Data notwithstanding, Sri Lanka's industry is doing just fine. Only not in Sri Lanka. To understand what is going on, we must step away from the China model, and look to the Hong Kong/Korea/Taiwan model. We all recognise that despite the massive changes that have occurred in the past 50 years, one thing remains constant: The same three little dragons that first built the global garment exporting industry in the late 1950s still control the industry today. Only the machines are gone. Sri Lanka follows the same pattern. The industry has moved from local to transnational. At least 12 Sri Lankan factories have off-shore branches. Three – Brandix, Hirdaramani, and MAS – are in the world top-50.

The big question is why.

The short answer is management. Sri Lanka has what may well be the world's best factory managers. Not only are the factories well run, they are almost certainly the most forward looking. 
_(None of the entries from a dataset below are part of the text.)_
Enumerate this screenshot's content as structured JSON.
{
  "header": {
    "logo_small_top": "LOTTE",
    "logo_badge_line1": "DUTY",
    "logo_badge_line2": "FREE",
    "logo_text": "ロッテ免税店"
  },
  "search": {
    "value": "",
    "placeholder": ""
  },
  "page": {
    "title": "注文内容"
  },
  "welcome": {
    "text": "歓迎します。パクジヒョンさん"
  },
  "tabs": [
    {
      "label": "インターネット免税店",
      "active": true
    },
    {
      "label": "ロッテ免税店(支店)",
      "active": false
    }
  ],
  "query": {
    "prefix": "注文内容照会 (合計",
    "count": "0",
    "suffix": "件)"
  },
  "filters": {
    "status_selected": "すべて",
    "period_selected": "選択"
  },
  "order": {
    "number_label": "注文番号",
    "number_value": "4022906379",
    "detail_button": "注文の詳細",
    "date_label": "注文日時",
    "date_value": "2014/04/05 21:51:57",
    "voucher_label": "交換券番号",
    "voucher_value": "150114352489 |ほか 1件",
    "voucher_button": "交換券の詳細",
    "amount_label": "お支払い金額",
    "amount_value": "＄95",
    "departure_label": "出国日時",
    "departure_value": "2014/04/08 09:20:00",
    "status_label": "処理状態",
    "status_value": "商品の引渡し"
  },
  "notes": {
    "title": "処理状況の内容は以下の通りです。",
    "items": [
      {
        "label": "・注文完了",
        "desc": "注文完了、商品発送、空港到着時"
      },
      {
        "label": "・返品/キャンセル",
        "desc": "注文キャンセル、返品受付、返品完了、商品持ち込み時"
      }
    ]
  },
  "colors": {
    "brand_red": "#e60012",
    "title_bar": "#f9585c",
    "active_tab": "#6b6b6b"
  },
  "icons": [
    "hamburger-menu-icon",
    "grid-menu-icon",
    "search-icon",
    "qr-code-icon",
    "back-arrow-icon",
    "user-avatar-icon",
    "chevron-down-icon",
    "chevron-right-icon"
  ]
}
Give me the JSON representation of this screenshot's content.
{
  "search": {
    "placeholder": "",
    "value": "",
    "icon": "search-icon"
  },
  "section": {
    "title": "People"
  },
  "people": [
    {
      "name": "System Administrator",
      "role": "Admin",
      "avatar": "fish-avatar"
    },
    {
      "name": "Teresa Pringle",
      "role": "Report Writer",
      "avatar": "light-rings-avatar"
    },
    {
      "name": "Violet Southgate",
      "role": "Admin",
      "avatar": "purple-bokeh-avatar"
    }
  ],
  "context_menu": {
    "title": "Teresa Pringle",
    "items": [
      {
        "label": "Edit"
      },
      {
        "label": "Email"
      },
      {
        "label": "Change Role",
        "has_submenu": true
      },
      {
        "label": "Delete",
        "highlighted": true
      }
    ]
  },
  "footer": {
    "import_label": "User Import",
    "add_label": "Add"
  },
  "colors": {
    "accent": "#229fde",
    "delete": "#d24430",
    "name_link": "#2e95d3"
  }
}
Pakistan    

The long term trend is stagnant. This is very much a 3rd tier garment exporting industry. It is also an industry based on cheap commodity garments. As a result, there is little chance of substantial growth.

US garment imports – Pakistan:

The most recent data indicates little change.

US garment imports (monthly) – Pakistan:

FOB prices remain well below world average, not uncommon for a commodity exporter.

US garment imports (FOB prices) – Pakistan:

With a 15% market share, South Asia remains an important regional supplier to the US market, ranking third after China and ASEAN.

All garment products – market share by value:

20162017 (YTD 10-17) % +/-
ASEAN24.925.62.7
SSA1.31.31.7
MX/DR-CAFTA14.014.21.3
South Asia15.215.1-0.7
China35.134.1-2.9

However, the region is losing ground. 

  • Bangladesh is moving to a state of decline. 
  • Pakistan is very much a minor supplier.
  • Sri Lanka, while of strategic importance on a global level, remains a small exporter on a national level.
  • India looks best

The first article in this series looked at Trends in US garment imports from Mexico and DR-CAFTA

The data comes from the Birnbaum Report, a monthly compilation available on subscription.